Retype each line below without a single alteration.
+++ RECORDS FOR THIS TASK
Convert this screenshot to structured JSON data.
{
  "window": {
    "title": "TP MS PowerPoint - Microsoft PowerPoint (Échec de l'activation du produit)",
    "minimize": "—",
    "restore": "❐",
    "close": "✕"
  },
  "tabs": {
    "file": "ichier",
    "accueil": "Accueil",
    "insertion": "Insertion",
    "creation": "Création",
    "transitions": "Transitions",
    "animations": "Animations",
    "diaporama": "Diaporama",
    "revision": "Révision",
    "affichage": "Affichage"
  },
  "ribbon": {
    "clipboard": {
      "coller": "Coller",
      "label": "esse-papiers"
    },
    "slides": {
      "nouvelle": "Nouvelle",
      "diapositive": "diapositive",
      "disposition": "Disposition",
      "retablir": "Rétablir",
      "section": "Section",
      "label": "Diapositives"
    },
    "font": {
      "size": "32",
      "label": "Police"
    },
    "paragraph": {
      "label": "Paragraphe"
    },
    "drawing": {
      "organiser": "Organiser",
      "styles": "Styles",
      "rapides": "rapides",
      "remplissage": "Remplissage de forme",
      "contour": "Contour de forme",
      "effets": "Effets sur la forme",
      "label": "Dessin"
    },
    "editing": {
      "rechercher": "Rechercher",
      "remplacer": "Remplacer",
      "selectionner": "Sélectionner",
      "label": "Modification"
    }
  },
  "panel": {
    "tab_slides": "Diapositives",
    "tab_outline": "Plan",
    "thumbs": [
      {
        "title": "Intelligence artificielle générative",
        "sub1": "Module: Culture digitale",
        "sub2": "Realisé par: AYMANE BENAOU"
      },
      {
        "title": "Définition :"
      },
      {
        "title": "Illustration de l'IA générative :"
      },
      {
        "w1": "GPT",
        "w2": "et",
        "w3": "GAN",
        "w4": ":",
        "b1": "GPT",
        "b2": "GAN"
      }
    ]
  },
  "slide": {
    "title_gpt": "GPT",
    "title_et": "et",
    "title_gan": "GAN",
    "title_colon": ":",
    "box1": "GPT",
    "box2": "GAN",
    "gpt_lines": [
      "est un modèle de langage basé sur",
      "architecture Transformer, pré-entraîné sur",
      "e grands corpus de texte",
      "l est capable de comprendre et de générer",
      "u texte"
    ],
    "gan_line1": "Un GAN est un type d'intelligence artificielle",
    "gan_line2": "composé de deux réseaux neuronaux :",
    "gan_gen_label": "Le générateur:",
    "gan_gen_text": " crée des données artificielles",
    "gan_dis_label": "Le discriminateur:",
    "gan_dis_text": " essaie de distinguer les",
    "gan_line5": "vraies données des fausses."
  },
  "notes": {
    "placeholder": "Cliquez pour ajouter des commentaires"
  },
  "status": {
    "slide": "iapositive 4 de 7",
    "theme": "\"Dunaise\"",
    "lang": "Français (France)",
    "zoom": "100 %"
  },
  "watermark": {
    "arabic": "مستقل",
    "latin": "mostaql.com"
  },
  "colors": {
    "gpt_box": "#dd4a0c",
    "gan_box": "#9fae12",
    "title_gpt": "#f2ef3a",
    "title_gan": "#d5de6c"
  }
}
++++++
* **ANSWER FOR THE TASK**
Convert this screenshot to structured JSON data.
{
  "window": {
    "title": "TP MS PowerPoint - Microsoft PowerPoint (Échec de l'activation du produit)",
    "minimize": "—",
    "restore": "❐",
    "close": "✕"
  },
  "tabs": {
    "file": "ichier",
    "accueil": "Accueil",
    "insertion": "Insertion",
    "creation": "Création",
    "transitions": "Transitions",
    "animations": "Animations",
    "diaporama": "Diaporama",
    "revision": "Révision",
    "affichage": "Affichage"
  },
  "ribbon": {
    "clipboard": {
      "coller": "Coller",
      "label": "esse-papiers"
    },
    "slides": {
      "nouvelle": "Nouvelle",
      "diapositive": "diapositive",
      "disposition": "Disposition",
      "retablir": "Rétablir",
      "section": "Section",
      "label": "Diapositives"
    },
    "font": {
      "size": "32",
      "label": "Police"
    },
    "paragraph": {
      "label": "Paragraphe"
    },
    "drawing": {
      "organiser": "Organiser",
      "styles": "Styles",
      "rapides": "rapides",
      "remplissage": "Remplissage de forme",
      "contour": "Contour de forme",
      "effets": "Effets sur la forme",
      "label": "Dessin"
    },
    "editing": {
      "rechercher": "Rechercher",
      "remplacer": "Remplacer",
      "selectionner": "Sélectionner",
      "label": "Modification"
    }
  },
  "panel": {
    "tab_slides": "Diapositives",
    "tab_outline": "Plan",
    "thumbs": [
      {
        "title": "Intelligence artificielle générative",
        "sub1": "Module: Culture digitale",
        "sub2": "Realisé par: AYMANE BENAOU"
      },
      {
        "title": "Définition :"
      },
      {
        "title": "Illustration de l'IA générative :"
      },
      {
        "w1": "GPT",
        "w2": "et",
        "w3": "GAN",
        "w4": ":",
        "b1": "GPT",
        "b2": "GAN"
      }
    ]
  },
  "slide": {
    "title_gpt": "GPT",
    "title_et": "et",
    "title_gan": "GAN",
    "title_colon": ":",
    "box1": "GPT",
    "box2": "GAN",
    "gpt_lines": [
      "est un modèle de langage basé sur",
      "architecture Transformer, pré-entraîné sur",
      "e grands corpus de texte",
      "l est capable de comprendre et de générer",
      "u texte"
    ],
    "gan_line1": "Un GAN est un type d'intelligence artificielle",
    "gan_line2": "composé de deux réseaux neuronaux :",
    "gan_gen_label": "Le générateur:",
    "gan_gen_text": " crée des données artificielles",
    "gan_dis_label": "Le discriminateur:",
    "gan_dis_text": " essaie de distinguer les",
    "gan_line5": "vraies données des fausses."
  },
  "notes": {
    "placeholder": "Cliquez pour ajouter des commentaires"
  },
  "status": {
    "slide": "iapositive 4 de 7",
    "theme": "\"Dunaise\"",
    "lang": "Français (France)",
    "zoom": "100 %"
  },
  "watermark": {
    "arabic": "مستقل",
    "latin": "mostaql.com"
  },
  "colors": {
    "gpt_box": "#dd4a0c",
    "gan_box": "#9fae12",
    "title_gpt": "#f2ef3a",
    "title_gan": "#d5de6c"
  }
}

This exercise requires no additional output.